As the protagonist, Garai presents a woman – if indeed each scene is the same woman – who has endured all the hurts and frustrations the industry can inflict, and while we see a slightly timid person learning to defend herself against these external assaults, its always clear how profoundly the initial encounter with the Director has shaped her. As we know from her other work, the subject matter is something Garai is passionate about and she uses that anger to great effect to rail against other people’s expectations and their failure to recognise her own essential difference. The purpose of the final section is an enigma, but Garai here makes her character less sympathetic, as though the she’s now enjoying a selfish freedom that makes her unable to connect to others.

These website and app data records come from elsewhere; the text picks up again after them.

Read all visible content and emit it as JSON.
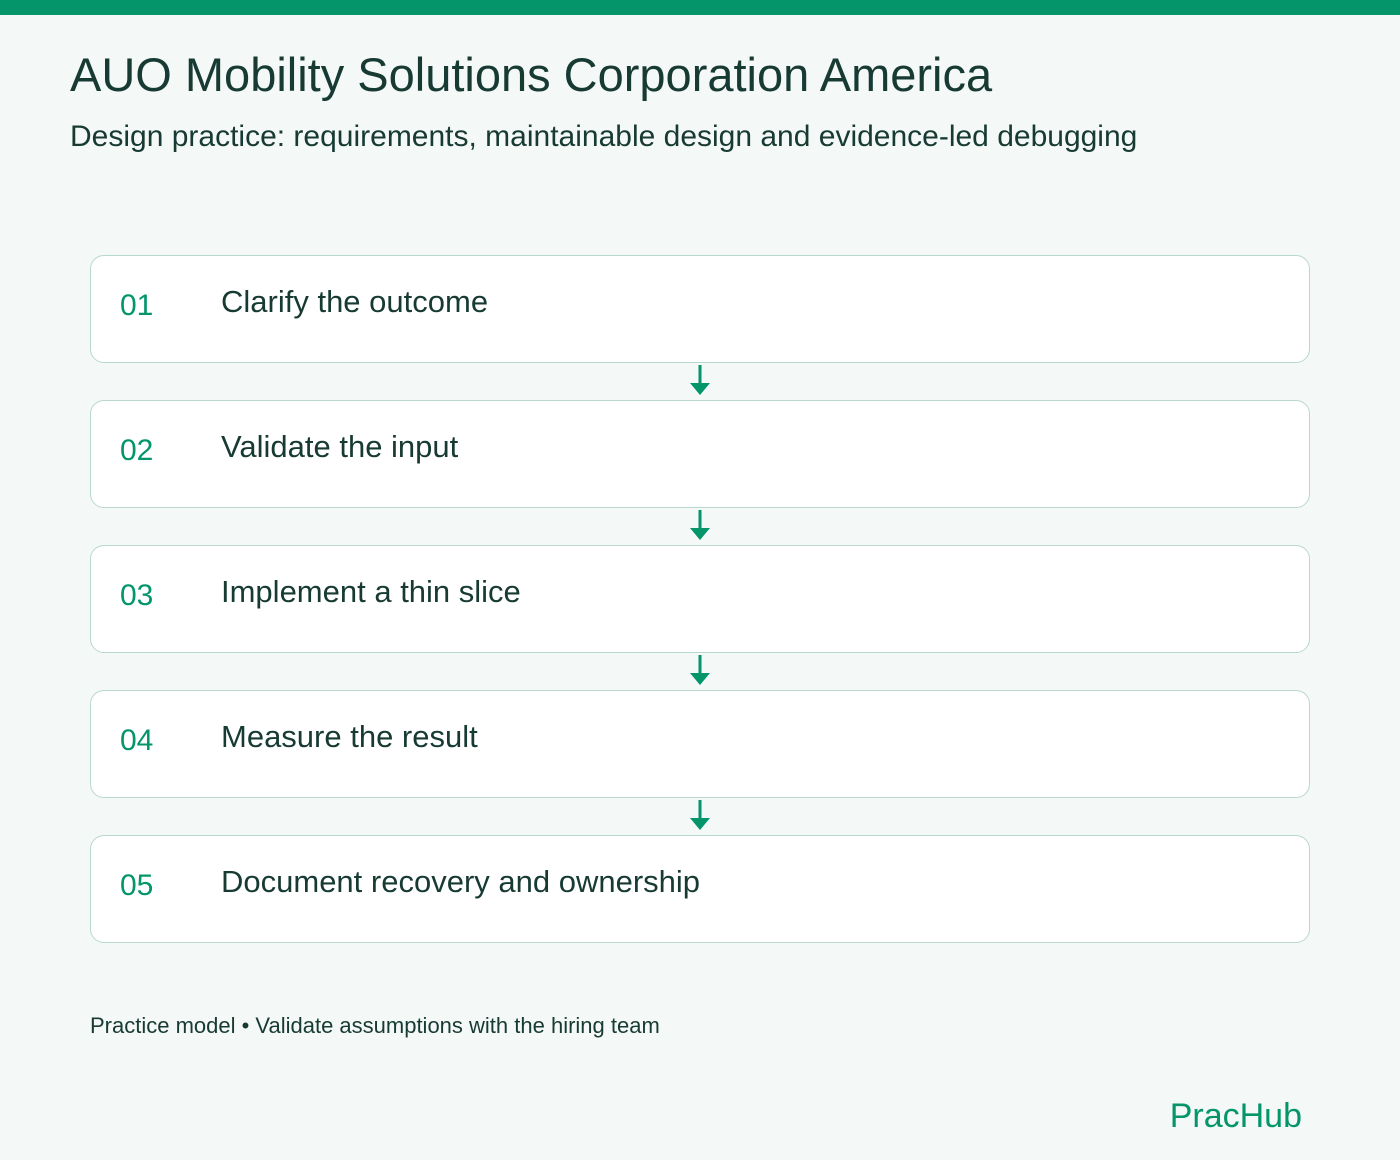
{
  "header": {
    "title": "AUO Mobility Solutions Corporation America",
    "subtitle": "Design practice: requirements, maintainable design and evidence-led debugging"
  },
  "steps": [
    {
      "number": "01",
      "label": "Clarify the outcome"
    },
    {
      "number": "02",
      "label": "Validate the input"
    },
    {
      "number": "03",
      "label": "Implement a thin slice"
    },
    {
      "number": "04",
      "label": "Measure the result"
    },
    {
      "number": "05",
      "label": "Document recovery and ownership"
    }
  ],
  "footer": {
    "note": "Practice model • Validate assumptions with the hiring team",
    "brand": "PracHub"
  },
  "colors": {
    "accent": "#04956a",
    "text": "#173a33",
    "background": "#f4f8f6",
    "card_border": "#b9d8cc"
  },
  "icons": {
    "connector": "arrow-down-icon"
  }
}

It’s always a pleasure to watch a Samuel West performance and here he takes on the duel role of the fictional Director in the first scene and the real Writer’s boyfriend. As the former, he has an easy charm, displaying a comfort in his own skin that reflect a certain type of powerful man. During the sparky confrontation that opens the play, his quips and sense of detached amusement almost win you over, and you see why these figures have remained unchallenged for so long. As the boyfriend, he is equally engaging but offers a gentler portrait of a good man, accepting of life’s unglamourous reality and unable to really understand his partner’s creative scruples.
Rossi’s fictional Writer opens the play with a strong performance delivering a credible and heated speech that will resonate, possibly unnervingly, with many in the room. But there is a vulnerability too as Rossi slowly introduces her character’s backstory that gives nuance to what could be an unrelenting force. As the real Director, Michael Gould is initially condescending and dismissive, but in a later scene reveals his own inability to explain his own emotions, to praise someone he admires hinting at the persona he too must project to maintain his status.
The Writer is a show about women, made by women celebrating the creative strength of women which is still all to rare on any stage. But for all its use of technique and intelligent staging, only half the production really delivers its intellectual and political purpose with significant vigour, while the remainder doesn’t quite feel as impactful. This is, and should be, a show that will divide audiences, making tomorrow’s press night a particularly interesting occasion, but while The Writer is pointed social commentary, it also has dramatic flaws that start to put out its own fire.
The Writer is at The Almeida until 26 May and tickets start at £10. Follow this blog on Twitter @culturalcap1